Saturday, October 24, 2009

Art Scam

I just stumbled across slightly old news stories from March concerning Lawrence Salander and his Madoff-like scheme to bilk millions of dollars from art collectors and investors. His basic operation was similar to that depicted in The Producers: selling percentage shares of artwork to trusting investors, but selling more than 100% worth of shares per artwork (so, for example, there could be five people who paid for a 50% share in a single artwork). His scheme was exposed by John McEnroe, the tennis player and now art collector. Since McEnroe was suing him because a painting he had purchased from Salander had outstanding liens against it, I'm guessing Salander had more than one type of scam going.

What brought my attention to the story was Arshile Gorky. After reading a NY Times review of a Gorky exhibit, I was reminded of one of my all-time favorite paintings, Gorky's Pirate I.

Pirate was on view at the Mattatuck Museum for many years, a long-term loan from Jean Levy before it was sold at auction by the Levy estate. It's a fantastic painting, perfectly capturing the mess and smell and noise of Pirate, a dog, raiding a garbage can. I loved being able to spend time with it at the Mattatuck and I still miss it.

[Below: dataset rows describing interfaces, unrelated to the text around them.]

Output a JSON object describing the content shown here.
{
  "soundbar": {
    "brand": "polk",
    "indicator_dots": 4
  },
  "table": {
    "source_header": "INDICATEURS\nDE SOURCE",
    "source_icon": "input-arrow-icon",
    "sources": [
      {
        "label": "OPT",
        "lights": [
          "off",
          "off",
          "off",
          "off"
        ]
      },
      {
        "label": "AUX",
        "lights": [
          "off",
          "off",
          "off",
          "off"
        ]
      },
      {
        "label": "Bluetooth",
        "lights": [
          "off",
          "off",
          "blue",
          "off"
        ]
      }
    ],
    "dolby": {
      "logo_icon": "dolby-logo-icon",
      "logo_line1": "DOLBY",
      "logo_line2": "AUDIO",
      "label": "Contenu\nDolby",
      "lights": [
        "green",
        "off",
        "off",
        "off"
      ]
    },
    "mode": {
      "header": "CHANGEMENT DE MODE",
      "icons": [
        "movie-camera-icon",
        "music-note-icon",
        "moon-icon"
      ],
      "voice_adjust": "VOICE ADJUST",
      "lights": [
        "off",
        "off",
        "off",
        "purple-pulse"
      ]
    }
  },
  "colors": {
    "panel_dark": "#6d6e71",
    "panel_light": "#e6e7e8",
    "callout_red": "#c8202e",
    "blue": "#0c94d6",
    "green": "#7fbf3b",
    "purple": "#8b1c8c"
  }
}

When I read the NY Times article about the exhibit, I naturally was reminded of Pirate I and did a quick internet search to see if I could find out where it is today. Imagine my dismay to learn that it had been confiscated by "the authorities" as part of the criminal investigation against Salander. Poor Pirate! Do "the authorities" have the proper storage facilities for the painting (it's said to be in the custody of a bankruptcy court in Poughkeepsie), or is it languishing in a standard police storage room next to a wide variety of evidence? I suppose it will be stuck in the evidence storage room until the case is over and the true ownership is established, which could take years.